Search the records for the string "contain", and show each line where it appears.

*** Available data Section Begins ***

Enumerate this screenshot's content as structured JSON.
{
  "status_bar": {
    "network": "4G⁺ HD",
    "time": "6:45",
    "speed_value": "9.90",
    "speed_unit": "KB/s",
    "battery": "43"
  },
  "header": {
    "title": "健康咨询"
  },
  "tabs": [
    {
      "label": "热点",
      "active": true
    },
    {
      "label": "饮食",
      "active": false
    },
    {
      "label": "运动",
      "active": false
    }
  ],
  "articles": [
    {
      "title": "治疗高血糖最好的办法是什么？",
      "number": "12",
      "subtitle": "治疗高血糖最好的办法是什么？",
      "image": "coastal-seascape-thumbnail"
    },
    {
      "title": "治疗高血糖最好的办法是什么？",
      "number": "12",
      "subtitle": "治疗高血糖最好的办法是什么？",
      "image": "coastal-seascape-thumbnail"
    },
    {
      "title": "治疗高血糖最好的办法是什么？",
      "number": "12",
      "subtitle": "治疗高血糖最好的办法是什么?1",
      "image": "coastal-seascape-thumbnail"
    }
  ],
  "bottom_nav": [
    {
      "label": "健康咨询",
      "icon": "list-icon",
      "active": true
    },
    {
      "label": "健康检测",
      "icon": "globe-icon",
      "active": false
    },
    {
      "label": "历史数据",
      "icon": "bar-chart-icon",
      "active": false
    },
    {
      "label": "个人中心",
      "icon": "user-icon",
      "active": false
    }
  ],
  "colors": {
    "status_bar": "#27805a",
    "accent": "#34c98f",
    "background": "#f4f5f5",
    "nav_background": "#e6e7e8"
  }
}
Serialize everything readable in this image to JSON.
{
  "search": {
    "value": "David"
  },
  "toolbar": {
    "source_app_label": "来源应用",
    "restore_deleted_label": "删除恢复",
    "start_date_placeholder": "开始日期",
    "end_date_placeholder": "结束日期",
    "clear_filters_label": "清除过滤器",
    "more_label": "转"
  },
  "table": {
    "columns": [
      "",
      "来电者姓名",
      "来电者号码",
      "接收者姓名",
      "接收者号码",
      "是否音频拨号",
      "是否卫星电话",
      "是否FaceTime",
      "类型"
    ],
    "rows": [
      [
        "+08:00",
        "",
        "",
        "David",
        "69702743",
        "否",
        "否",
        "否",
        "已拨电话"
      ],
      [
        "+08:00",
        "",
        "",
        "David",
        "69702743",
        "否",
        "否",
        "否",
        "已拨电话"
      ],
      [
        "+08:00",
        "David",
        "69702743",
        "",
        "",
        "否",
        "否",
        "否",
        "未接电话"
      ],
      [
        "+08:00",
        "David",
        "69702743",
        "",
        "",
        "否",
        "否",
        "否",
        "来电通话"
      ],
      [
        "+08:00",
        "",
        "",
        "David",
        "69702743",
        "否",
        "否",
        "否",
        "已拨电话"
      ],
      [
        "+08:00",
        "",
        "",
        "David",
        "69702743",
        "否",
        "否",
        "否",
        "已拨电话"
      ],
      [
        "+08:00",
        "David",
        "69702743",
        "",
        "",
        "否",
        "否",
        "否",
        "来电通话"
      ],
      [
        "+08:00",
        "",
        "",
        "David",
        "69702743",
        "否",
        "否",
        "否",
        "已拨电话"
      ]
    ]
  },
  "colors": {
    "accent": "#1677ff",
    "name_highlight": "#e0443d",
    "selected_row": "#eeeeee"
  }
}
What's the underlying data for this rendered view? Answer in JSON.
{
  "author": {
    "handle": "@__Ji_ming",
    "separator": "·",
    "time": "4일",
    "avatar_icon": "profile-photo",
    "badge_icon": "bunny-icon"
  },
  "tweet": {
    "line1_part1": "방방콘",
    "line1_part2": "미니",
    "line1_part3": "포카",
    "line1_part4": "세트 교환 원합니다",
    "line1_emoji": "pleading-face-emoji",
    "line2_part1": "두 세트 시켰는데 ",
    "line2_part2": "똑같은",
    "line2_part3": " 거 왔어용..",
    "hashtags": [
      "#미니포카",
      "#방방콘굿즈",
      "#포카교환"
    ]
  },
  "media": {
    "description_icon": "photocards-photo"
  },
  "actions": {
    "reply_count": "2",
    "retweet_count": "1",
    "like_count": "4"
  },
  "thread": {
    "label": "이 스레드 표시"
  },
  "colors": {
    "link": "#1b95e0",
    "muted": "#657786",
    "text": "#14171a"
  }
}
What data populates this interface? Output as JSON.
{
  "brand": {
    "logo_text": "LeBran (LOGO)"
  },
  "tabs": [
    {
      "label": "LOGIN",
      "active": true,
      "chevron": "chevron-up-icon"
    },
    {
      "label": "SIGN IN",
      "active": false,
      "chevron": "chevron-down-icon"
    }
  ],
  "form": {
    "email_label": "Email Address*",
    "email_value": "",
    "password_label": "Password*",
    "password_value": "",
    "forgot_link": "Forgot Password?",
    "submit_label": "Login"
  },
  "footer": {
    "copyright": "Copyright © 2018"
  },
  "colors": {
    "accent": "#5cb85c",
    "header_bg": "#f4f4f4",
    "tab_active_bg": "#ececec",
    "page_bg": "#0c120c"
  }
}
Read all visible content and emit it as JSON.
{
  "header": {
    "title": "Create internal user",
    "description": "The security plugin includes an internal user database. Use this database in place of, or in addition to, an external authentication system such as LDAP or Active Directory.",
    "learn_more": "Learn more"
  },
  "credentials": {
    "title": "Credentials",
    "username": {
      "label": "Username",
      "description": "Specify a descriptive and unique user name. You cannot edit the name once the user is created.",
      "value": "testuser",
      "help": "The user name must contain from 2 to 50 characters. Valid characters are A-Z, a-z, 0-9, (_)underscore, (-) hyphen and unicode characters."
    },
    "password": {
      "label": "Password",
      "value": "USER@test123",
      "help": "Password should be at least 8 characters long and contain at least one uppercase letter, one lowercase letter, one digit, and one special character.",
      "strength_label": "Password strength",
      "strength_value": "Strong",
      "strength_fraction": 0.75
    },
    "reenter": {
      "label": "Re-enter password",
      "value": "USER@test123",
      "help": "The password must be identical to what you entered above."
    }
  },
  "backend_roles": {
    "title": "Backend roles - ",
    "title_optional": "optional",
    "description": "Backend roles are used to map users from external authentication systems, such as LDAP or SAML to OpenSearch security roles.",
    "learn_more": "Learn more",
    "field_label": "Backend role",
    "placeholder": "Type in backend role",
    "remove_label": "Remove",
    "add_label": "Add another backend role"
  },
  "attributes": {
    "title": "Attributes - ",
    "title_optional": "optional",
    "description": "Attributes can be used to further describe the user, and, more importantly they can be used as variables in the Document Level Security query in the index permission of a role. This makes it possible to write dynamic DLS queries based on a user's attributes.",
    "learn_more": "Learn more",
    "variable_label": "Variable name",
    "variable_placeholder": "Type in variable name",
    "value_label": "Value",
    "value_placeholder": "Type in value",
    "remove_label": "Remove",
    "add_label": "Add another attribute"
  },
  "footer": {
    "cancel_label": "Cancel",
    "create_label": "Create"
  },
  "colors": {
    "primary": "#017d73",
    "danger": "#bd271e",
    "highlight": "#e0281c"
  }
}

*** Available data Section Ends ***

▶ **Solution to this task**
      "help": "The user name must contain from 2 to 50 characters. Valid characters are A-Z, a-z, 0-9, (_)underscore, (-) hyphen and unicode characters."
      "help": "Password should be at least 8 characters long and contain at least one uppercase letter, one lowercase letter, one digit, and one special character.",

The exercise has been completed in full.